He said with the asphalt problems, they had to shut lanes down because driver safety is the priority.

"It's still on solid foundation. It's just that you don't want a lot of vehicles. Once the different vehicles started driving over that newly laid asphalt, then some of it started crumbling. It's not unsafe, you just can't drive over new asphalt like that," said Tittle.

Monday morning, parts of I-95 were shut shut down and traffic after Emerson shifted to the new portion of the highway on the right as work began on the southbound lanes of the Overland Bridge.

Tittle said crews had to remove some of the asphalt on the outside transition lane -- the one that didn't open -- in order to place the new asphalt.

Heavy delays were seen early Monday morning because of the shift.

“I think the best thing (is) to know before you go; I think of course those who are already commuting know the challenge there. Know the roads you may be able to travel around San Jose Boulevard. Know the different routes you can take if you're going downtown,” said Tittle

Speeds were reduced to 45 mph in some areas.

"I see that drivers drive very fast around here and it's going to be concerning just trying to move lanes. And getting over quickly, it's going to be scary.
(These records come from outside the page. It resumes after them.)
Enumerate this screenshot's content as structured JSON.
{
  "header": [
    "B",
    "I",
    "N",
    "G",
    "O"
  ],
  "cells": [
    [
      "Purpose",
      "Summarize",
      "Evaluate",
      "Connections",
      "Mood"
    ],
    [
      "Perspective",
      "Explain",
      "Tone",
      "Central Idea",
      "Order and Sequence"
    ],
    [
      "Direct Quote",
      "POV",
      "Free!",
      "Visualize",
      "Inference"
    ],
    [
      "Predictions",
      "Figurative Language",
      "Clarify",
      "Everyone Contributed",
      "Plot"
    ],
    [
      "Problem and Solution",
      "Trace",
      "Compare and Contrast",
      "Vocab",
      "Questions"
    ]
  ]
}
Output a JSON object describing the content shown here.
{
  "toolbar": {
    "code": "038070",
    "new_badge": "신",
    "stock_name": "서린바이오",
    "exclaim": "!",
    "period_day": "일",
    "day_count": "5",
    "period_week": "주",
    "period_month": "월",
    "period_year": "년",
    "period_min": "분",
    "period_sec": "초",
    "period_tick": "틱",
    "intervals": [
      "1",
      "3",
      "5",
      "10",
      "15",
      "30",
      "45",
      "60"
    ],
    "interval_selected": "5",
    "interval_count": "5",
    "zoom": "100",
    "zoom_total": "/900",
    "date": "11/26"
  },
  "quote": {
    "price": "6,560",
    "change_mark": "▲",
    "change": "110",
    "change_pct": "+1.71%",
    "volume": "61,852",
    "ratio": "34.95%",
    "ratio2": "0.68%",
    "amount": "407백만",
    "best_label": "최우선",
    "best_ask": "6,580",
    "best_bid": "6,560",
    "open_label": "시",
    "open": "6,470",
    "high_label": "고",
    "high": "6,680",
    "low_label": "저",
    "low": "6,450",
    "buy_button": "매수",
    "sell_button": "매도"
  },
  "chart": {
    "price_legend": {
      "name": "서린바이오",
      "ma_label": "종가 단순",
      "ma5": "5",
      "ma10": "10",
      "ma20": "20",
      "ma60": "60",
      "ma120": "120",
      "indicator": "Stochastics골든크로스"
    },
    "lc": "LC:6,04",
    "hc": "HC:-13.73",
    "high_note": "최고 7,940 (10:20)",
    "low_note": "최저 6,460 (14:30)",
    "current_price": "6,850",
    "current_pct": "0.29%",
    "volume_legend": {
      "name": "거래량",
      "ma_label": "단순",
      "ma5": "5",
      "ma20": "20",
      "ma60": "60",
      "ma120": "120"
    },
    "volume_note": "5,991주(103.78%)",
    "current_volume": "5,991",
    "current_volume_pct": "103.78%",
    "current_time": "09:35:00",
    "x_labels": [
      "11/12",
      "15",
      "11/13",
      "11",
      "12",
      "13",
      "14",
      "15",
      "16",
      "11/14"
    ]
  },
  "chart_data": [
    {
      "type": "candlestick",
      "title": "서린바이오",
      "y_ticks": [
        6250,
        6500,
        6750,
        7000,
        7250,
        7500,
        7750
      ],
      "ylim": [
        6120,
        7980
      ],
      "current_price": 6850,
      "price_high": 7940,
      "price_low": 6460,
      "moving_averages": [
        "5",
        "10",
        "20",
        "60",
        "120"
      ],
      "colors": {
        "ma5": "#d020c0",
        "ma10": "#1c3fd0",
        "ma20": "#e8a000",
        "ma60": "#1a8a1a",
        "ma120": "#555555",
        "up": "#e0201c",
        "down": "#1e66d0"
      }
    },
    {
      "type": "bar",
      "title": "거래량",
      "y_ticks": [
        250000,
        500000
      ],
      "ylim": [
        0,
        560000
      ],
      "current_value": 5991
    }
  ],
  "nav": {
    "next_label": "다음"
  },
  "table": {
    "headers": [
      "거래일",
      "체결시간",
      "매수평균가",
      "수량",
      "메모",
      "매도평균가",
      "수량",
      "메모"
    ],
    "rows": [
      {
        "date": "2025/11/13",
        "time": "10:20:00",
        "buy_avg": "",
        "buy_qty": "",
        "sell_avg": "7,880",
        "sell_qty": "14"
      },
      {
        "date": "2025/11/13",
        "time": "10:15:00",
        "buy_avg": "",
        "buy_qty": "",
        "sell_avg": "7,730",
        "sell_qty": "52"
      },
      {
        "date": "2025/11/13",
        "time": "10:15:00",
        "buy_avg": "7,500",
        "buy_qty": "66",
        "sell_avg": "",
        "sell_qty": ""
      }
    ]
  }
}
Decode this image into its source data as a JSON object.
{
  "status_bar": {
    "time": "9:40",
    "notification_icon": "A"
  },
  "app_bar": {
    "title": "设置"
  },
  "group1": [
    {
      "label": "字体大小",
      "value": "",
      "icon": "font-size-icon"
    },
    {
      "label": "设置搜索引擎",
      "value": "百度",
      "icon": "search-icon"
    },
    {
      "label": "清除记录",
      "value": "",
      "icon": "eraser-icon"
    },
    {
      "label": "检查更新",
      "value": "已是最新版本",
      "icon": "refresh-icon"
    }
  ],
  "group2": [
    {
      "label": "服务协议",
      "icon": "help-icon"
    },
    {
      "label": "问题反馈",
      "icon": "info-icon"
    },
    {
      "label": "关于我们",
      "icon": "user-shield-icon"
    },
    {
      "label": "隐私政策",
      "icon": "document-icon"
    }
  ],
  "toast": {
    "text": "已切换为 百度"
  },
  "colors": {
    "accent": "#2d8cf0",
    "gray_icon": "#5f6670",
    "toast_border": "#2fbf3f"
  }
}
I think everyone's going to have to slow down a bit," Denise Tomley said.

Anxiety was starting to build for some about Monday's commute.

"A mess -- (the) traffic. Luckily I don't work down here. For my family and friends that do, it's going to be a mess tomorrow," Monica Albertie said.

Albertie, who was visiting San Marco for an appointment, got turned around Sunday.

"I was heading on 95 North and I saw the flashing sign that said downtown exits, and I just passed it because it wasn't clear enough. So I eventually had to drive all the way around downtown in order to be able to get into San Marco. It wasn't just me. There was a line of cars following me all the way around," Albertie said.

Tomley did the same thing. She said she hopes the project is finished soon. According to FDOT, the project consists of six phases. We are currently in the fourth phase. The fifth phase focuses on the southbound lanes and is expected to start this year.

"I'm excited being new to the city and seeing the change. Yes, it's going to be painful for a while. We had the same thing happen in Charlotte with 485. A lot of construction on that road, but at the end of the day, once it was all done and there were four lanes, it was smooth sailing, so it was good," Tomley said.

Crews were able to place another layer of asphalt Monday afternoon, allowing the closed lane to re-open Monday evening.

FDOT said it will have law enforcement officers to help with traffic control, but conditions are expected to be very different, so drivers should expect some traffic delays. Because of that, drivers should leave their houses a little earlier for the morning commute.

"We just appreciate everybody's patience with us. We've already heard some concerns," Tittle said. "We appreciate the media getting the word out and people being patient with us. It's for everyone's benefit and we're working daily for a good product -- safe and efficient, but also lessen the inconvenience along the way."